◆ **THE TASK**
Apart from the pictures, please restate every entry below exactly.

*** RECORDS TO USE Section Begins ***

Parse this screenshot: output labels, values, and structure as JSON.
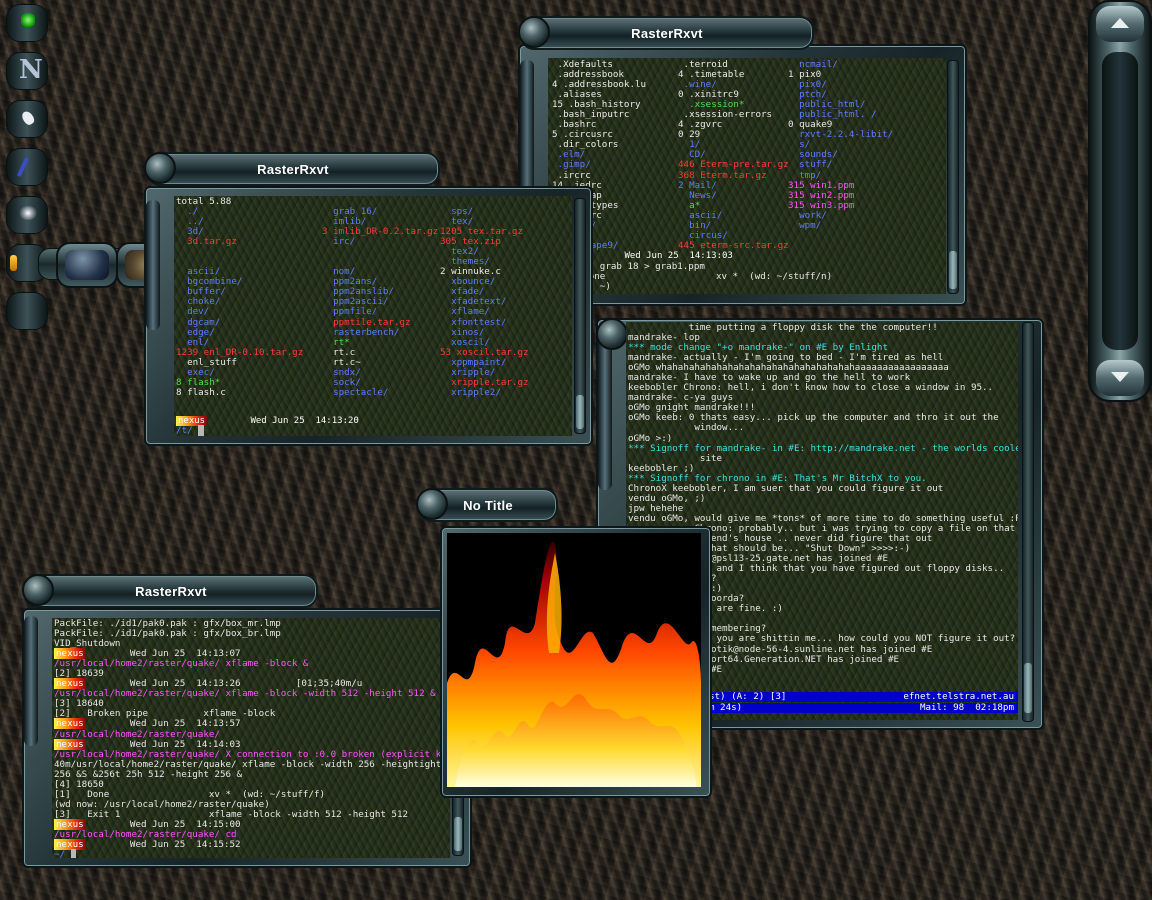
{
  "windows": {
    "tl_title": "RasterRxvt",
    "tr_title": "RasterRxvt",
    "bl_title": "RasterRxvt",
    "fire_title": "No Title"
  },
  "dock": {
    "letter": "N"
  },
  "tr_term": {
    "col1": [
      " .Xdefaults",
      " .addressbook",
      "4 .addressbook.lu",
      " .aliases",
      "15 .bash_history",
      " .bash_inputrc",
      " .bashrc",
      "5 .circusrc",
      " .dir_colors",
      " .elm/",
      " .gimp/",
      " .ircrc",
      "14 .jedrc",
      " .mailcap",
      " .mime.types",
      "6 .muttrc",
      " .ncftp/",
      " .netrc",
      " .netscape9/"
    ],
    "col2": [
      " .terroid",
      "4 .timetable",
      " .wine/",
      "0 .xinitrc9",
      "  .xsession*",
      " .xsession-errors",
      "4 .zgvrc",
      "0 29",
      "  1/",
      "  CD/",
      "446 Eterm-pre.tar.gz",
      "368 Eterm.tar.gz",
      "2 Mail/",
      "  News/",
      "  a*",
      "  ascii/",
      "  bin/",
      "  circus/",
      "445 eterm-src.tar.gz"
    ],
    "col3": [
      "  ncmail/",
      "1 pix0",
      "  pix0/",
      "  ptch/",
      "  public_html/",
      "  public_html. /",
      "0 quake9",
      "  rxvt-2.2.4-libit/",
      "  s/",
      "  sounds/",
      "  stuff/",
      "  tmp/",
      "315 win1.ppm",
      "315 win2.ppm",
      "315 win3.ppm",
      "  work/",
      "  wpm/",
      "",
      ""
    ],
    "status_tag": "nexus",
    "status_date": "Wed Jun 25  14:13:03",
    "line1": "sleep 5; grab 18 > grab1.ppm",
    "line2": "[1]+  Done                    xv *  (wd: ~/stuff/n)",
    "line3": "(wd now: ~)"
  },
  "tl_term": {
    "header": "total 5.88",
    "col1": [
      "  ./",
      "  ../",
      "  3d/",
      "  3d.tar.gz",
      "",
      "",
      "  ascii/",
      "  bgcombine/",
      "  buffer/",
      "  choke/",
      "  dev/",
      "  dgcam/",
      "  edge/",
      "  enl/",
      "1239 enl_DR-0.10.tar.gz",
      "  enl_stuff",
      "  exec/",
      "8 flash*",
      "8 flash.c"
    ],
    "col2": [
      "  grab 16/",
      "  imlib/",
      "3 imlib_DR-0.2.tar.gz",
      "  irc/",
      "",
      "",
      "  nom/",
      "  ppm2ans/",
      "  ppm2anslib/",
      "  ppm2ascii/",
      "  ppmfile/",
      "  ppmtile.tar.gz",
      "  rasterbench/",
      "  rt*",
      "  rt.c",
      "  rt.c~",
      "  sndx/",
      "  sock/",
      "  spectacle/"
    ],
    "col3": [
      "  sps/",
      "  tex/",
      "1205 tex.tar.gz",
      "305 tex.zip",
      "  tex2/",
      "  themes/",
      "2 winnuke.c",
      "  xbounce/",
      "  xfade/",
      "  xfadetext/",
      "  xflame/",
      "  xfonttest/",
      "  xinos/",
      "  xoscil/",
      "53 xoscil.tar.gz",
      "  xppmpaint/",
      "  xripple/",
      "  xripple.tar.gz",
      "  xripple2/"
    ],
    "status_tag": "nexus",
    "status_date": "Wed Jun 25  14:13:20",
    "prompt": "/t/"
  },
  "irc": {
    "lines": [
      "           time putting a floppy disk the the computer!!",
      "mandrake- lop",
      "*** mode change \"+o mandrake-\" on #E by Enlight",
      "mandrake- actually - I'm going to bed - I'm tired as hell",
      "oGMo whahahahahahahahahahahahahahahahahahaaaaaaaaaaaaaaaaa",
      "mandrake- I have to wake up and go the hell to work",
      "keebobler Chrono: hell, i don't know how to close a window in 95..",
      "mandrake- c-ya guys",
      "oGMo gnight mandrake!!!",
      "oGMo keeb: 0 thats easy... pick up the computer and thro it out the",
      "            window...",
      "oGMo >:)",
      "*** Signoff for mandrake- in #E: http://mandrake.net - the worlds coolest web",
      "             site",
      "keebobler ;)",
      "*** Signoff for chrono in #E: That's Mr BitchX to you.",
      "ChronoX keebobler, I am suer that you could figure it out",
      "vendu oGMo, ;)",
      "jpw hehehe",
      "vendu oGMo, would give me *tons* of more time to do something useful :P",
      "            Chrono: probably.. but i was trying to copy a file on that thing",
      "            friend's house .. never did figure that out",
      "            e that should be... \"Shut Down\" >>>>:-)",
      "            ran@psl13-25.gate.net has joined #E",
      "            er, and I think that you have figured out floppy disks..",
      "            you?",
      "            ll :)",
      "            t Noorda?",
      "            ies are fine. :)",
      "",
      "            dismembering?",
      "            er, you are shittin me... how could you NOT figure it out?",
      "            mpnotik@node-56-4.sunline.net has joined #E",
      "            99port64.Generation.NET has joined #E",
      "            ft #E"
    ],
    "status1_left": "fksw) on #E (+nst) (A: 2) [3]",
    "status1_right": "efnet.telstra.net.au",
    "status2_left": "2  (up 0d 1h 14m 24s)",
    "status2_right": "Mail: 98  02:18pm"
  },
  "bl_term": {
    "lines": [
      "PackFile: ./id1/pak0.pak : gfx/box_mr.lmp",
      "PackFile: ./id1/pak0.pak : gfx/box_br.lmp",
      "VID_Shutdown",
      "",
      "/usr/local/home2/raster/quake/ xflame -block &",
      "[2] 18639",
      "",
      "/usr/local/home2/raster/quake/ xflame -block -width 512 -height 512 &",
      "[3] 18640",
      "[2]   Broken pipe          xflame -block",
      "",
      "/usr/local/home2/raster/quake/",
      "",
      "/usr/local/home2/raster/quake/ X connection to :0.0 broken (explicit kill o",
      "40m/usr/local/home2/raster/quake/ xflame -block -width 256 -heightight 256",
      "256 &S &256t 25h 512 -height 256 &",
      "[4] 18650",
      "[1]   Done                  xv *  (wd: ~/stuff/f)",
      "(wd now: /usr/local/home2/raster/quake)",
      "[3]   Exit 1                xflame -block -width 512 -height 512",
      "",
      "/usr/local/home2/raster/quake/ cd",
      ""
    ],
    "statuses": [
      {
        "tag": "nexus",
        "date": "Wed Jun 25  14:13:07",
        "extra": ""
      },
      {
        "tag": "nexus",
        "date": "Wed Jun 25  14:13:26",
        "extra": "[01;35;40m/u"
      },
      {
        "tag": "nexus",
        "date": "Wed Jun 25  14:13:57",
        "extra": ""
      },
      {
        "tag": "nexus",
        "date": "Wed Jun 25  14:14:03",
        "extra": ""
      },
      {
        "tag": "nexus",
        "date": "Wed Jun 25  14:15:00",
        "extra": ""
      },
      {
        "tag": "nexus",
        "date": "Wed Jun 25  14:15:52",
        "extra": ""
      }
    ],
    "prompt": "~/"
  }
}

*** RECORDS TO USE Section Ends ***

◆ **ANSWER FOR THE TASK**
Parse this screenshot: output labels, values, and structure as JSON.
{
  "windows": {
    "tl_title": "RasterRxvt",
    "tr_title": "RasterRxvt",
    "bl_title": "RasterRxvt",
    "fire_title": "No Title"
  },
  "dock": {
    "letter": "N"
  },
  "tr_term": {
    "col1": [
      " .Xdefaults",
      " .addressbook",
      "4 .addressbook.lu",
      " .aliases",
      "15 .bash_history",
      " .bash_inputrc",
      " .bashrc",
      "5 .circusrc",
      " .dir_colors",
      " .elm/",
      " .gimp/",
      " .ircrc",
      "14 .jedrc",
      " .mailcap",
      " .mime.types",
      "6 .muttrc",
      " .ncftp/",
      " .netrc",
      " .netscape9/"
    ],
    "col2": [
      " .terroid",
      "4 .timetable",
      " .wine/",
      "0 .xinitrc9",
      "  .xsession*",
      " .xsession-errors",
      "4 .zgvrc",
      "0 29",
      "  1/",
      "  CD/",
      "446 Eterm-pre.tar.gz",
      "368 Eterm.tar.gz",
      "2 Mail/",
      "  News/",
      "  a*",
      "  ascii/",
      "  bin/",
      "  circus/",
      "445 eterm-src.tar.gz"
    ],
    "col3": [
      "  ncmail/",
      "1 pix0",
      "  pix0/",
      "  ptch/",
      "  public_html/",
      "  public_html. /",
      "0 quake9",
      "  rxvt-2.2.4-libit/",
      "  s/",
      "  sounds/",
      "  stuff/",
      "  tmp/",
      "315 win1.ppm",
      "315 win2.ppm",
      "315 win3.ppm",
      "  work/",
      "  wpm/",
      "",
      ""
    ],
    "status_tag": "nexus",
    "status_date": "Wed Jun 25  14:13:03",
    "line1": "sleep 5; grab 18 > grab1.ppm",
    "line2": "[1]+  Done                    xv *  (wd: ~/stuff/n)",
    "line3": "(wd now: ~)"
  },
  "tl_term": {
    "header": "total 5.88",
    "col1": [
      "  ./",
      "  ../",
      "  3d/",
      "  3d.tar.gz",
      "",
      "",
      "  ascii/",
      "  bgcombine/",
      "  buffer/",
      "  choke/",
      "  dev/",
      "  dgcam/",
      "  edge/",
      "  enl/",
      "1239 enl_DR-0.10.tar.gz",
      "  enl_stuff",
      "  exec/",
      "8 flash*",
      "8 flash.c"
    ],
    "col2": [
      "  grab 16/",
      "  imlib/",
      "3 imlib_DR-0.2.tar.gz",
      "  irc/",
      "",
      "",
      "  nom/",
      "  ppm2ans/",
      "  ppm2anslib/",
      "  ppm2ascii/",
      "  ppmfile/",
      "  ppmtile.tar.gz",
      "  rasterbench/",
      "  rt*",
      "  rt.c",
      "  rt.c~",
      "  sndx/",
      "  sock/",
      "  spectacle/"
    ],
    "col3": [
      "  sps/",
      "  tex/",
      "1205 tex.tar.gz",
      "305 tex.zip",
      "  tex2/",
      "  themes/",
      "2 winnuke.c",
      "  xbounce/",
      "  xfade/",
      "  xfadetext/",
      "  xflame/",
      "  xfonttest/",
      "  xinos/",
      "  xoscil/",
      "53 xoscil.tar.gz",
      "  xppmpaint/",
      "  xripple/",
      "  xripple.tar.gz",
      "  xripple2/"
    ],
    "status_tag": "nexus",
    "status_date": "Wed Jun 25  14:13:20",
    "prompt": "/t/"
  },
  "irc": {
    "lines": [
      "           time putting a floppy disk the the computer!!",
      "mandrake- lop",
      "*** mode change \"+o mandrake-\" on #E by Enlight",
      "mandrake- actually - I'm going to bed - I'm tired as hell",
      "oGMo whahahahahahahahahahahahahahahahahahaaaaaaaaaaaaaaaaa",
      "mandrake- I have to wake up and go the hell to work",
      "keebobler Chrono: hell, i don't know how to close a window in 95..",
      "mandrake- c-ya guys",
      "oGMo gnight mandrake!!!",
      "oGMo keeb: 0 thats easy... pick up the computer and thro it out the",
      "            window...",
      "oGMo >:)",
      "*** Signoff for mandrake- in #E: http://mandrake.net - the worlds coolest web",
      "             site",
      "keebobler ;)",
      "*** Signoff for chrono in #E: That's Mr BitchX to you.",
      "ChronoX keebobler, I am suer that you could figure it out",
      "vendu oGMo, ;)",
      "jpw hehehe",
      "vendu oGMo, would give me *tons* of more time to do something useful :P",
      "            Chrono: probably.. but i was trying to copy a file on that thing",
      "            friend's house .. never did figure that out",
      "            e that should be... \"Shut Down\" >>>>:-)",
      "            ran@psl13-25.gate.net has joined #E",
      "            er, and I think that you have figured out floppy disks..",
      "            you?",
      "            ll :)",
      "            t Noorda?",
      "            ies are fine. :)",
      "",
      "            dismembering?",
      "            er, you are shittin me... how could you NOT figure it out?",
      "            mpnotik@node-56-4.sunline.net has joined #E",
      "            99port64.Generation.NET has joined #E",
      "            ft #E"
    ],
    "status1_left": "fksw) on #E (+nst) (A: 2) [3]",
    "status1_right": "efnet.telstra.net.au",
    "status2_left": "2  (up 0d 1h 14m 24s)",
    "status2_right": "Mail: 98  02:18pm"
  },
  "bl_term": {
    "lines": [
      "PackFile: ./id1/pak0.pak : gfx/box_mr.lmp",
      "PackFile: ./id1/pak0.pak : gfx/box_br.lmp",
      "VID_Shutdown",
      "",
      "/usr/local/home2/raster/quake/ xflame -block &",
      "[2] 18639",
      "",
      "/usr/local/home2/raster/quake/ xflame -block -width 512 -height 512 &",
      "[3] 18640",
      "[2]   Broken pipe          xflame -block",
      "",
      "/usr/local/home2/raster/quake/",
      "",
      "/usr/local/home2/raster/quake/ X connection to :0.0 broken (explicit kill o",
      "40m/usr/local/home2/raster/quake/ xflame -block -width 256 -heightight 256",
      "256 &S &256t 25h 512 -height 256 &",
      "[4] 18650",
      "[1]   Done                  xv *  (wd: ~/stuff/f)",
      "(wd now: /usr/local/home2/raster/quake)",
      "[3]   Exit 1                xflame -block -width 512 -height 512",
      "",
      "/usr/local/home2/raster/quake/ cd",
      ""
    ],
    "statuses": [
      {
        "tag": "nexus",
        "date": "Wed Jun 25  14:13:07",
        "extra": ""
      },
      {
        "tag": "nexus",
        "date": "Wed Jun 25  14:13:26",
        "extra": "[01;35;40m/u"
      },
      {
        "tag": "nexus",
        "date": "Wed Jun 25  14:13:57",
        "extra": ""
      },
      {
        "tag": "nexus",
        "date": "Wed Jun 25  14:14:03",
        "extra": ""
      },
      {
        "tag": "nexus",
        "date": "Wed Jun 25  14:15:00",
        "extra": ""
      },
      {
        "tag": "nexus",
        "date": "Wed Jun 25  14:15:52",
        "extra": ""
      }
    ],
    "prompt": "~/"
  }
}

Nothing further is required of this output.